* Task statement *
Which lines of the records below contain the string "изменений"? Report each of them.

* Supplied records *

%%

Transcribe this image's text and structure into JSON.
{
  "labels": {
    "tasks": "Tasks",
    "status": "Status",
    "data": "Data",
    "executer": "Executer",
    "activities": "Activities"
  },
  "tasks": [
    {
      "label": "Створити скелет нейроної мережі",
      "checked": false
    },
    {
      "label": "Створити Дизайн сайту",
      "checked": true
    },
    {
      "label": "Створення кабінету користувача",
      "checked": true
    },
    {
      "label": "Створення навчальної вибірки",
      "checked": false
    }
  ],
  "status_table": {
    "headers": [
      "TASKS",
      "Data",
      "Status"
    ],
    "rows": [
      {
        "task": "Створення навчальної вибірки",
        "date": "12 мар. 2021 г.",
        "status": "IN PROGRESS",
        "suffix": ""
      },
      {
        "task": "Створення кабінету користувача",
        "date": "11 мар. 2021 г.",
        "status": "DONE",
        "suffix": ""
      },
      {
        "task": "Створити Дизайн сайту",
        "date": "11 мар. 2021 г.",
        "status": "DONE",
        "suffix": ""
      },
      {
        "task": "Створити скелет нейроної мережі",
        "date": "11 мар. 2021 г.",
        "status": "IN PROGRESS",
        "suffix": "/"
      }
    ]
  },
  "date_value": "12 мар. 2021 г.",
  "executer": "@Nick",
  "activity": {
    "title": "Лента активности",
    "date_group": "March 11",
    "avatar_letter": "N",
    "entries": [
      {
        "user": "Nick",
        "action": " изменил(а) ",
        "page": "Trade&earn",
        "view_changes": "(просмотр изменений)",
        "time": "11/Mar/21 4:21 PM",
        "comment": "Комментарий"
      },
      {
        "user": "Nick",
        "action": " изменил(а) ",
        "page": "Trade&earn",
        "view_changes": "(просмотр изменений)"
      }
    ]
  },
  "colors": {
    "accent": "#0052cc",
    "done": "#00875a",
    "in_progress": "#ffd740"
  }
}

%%

* Answer section *
        "view_changes": "(просмотр изменений)",
        "view_changes": "(просмотр изменений)"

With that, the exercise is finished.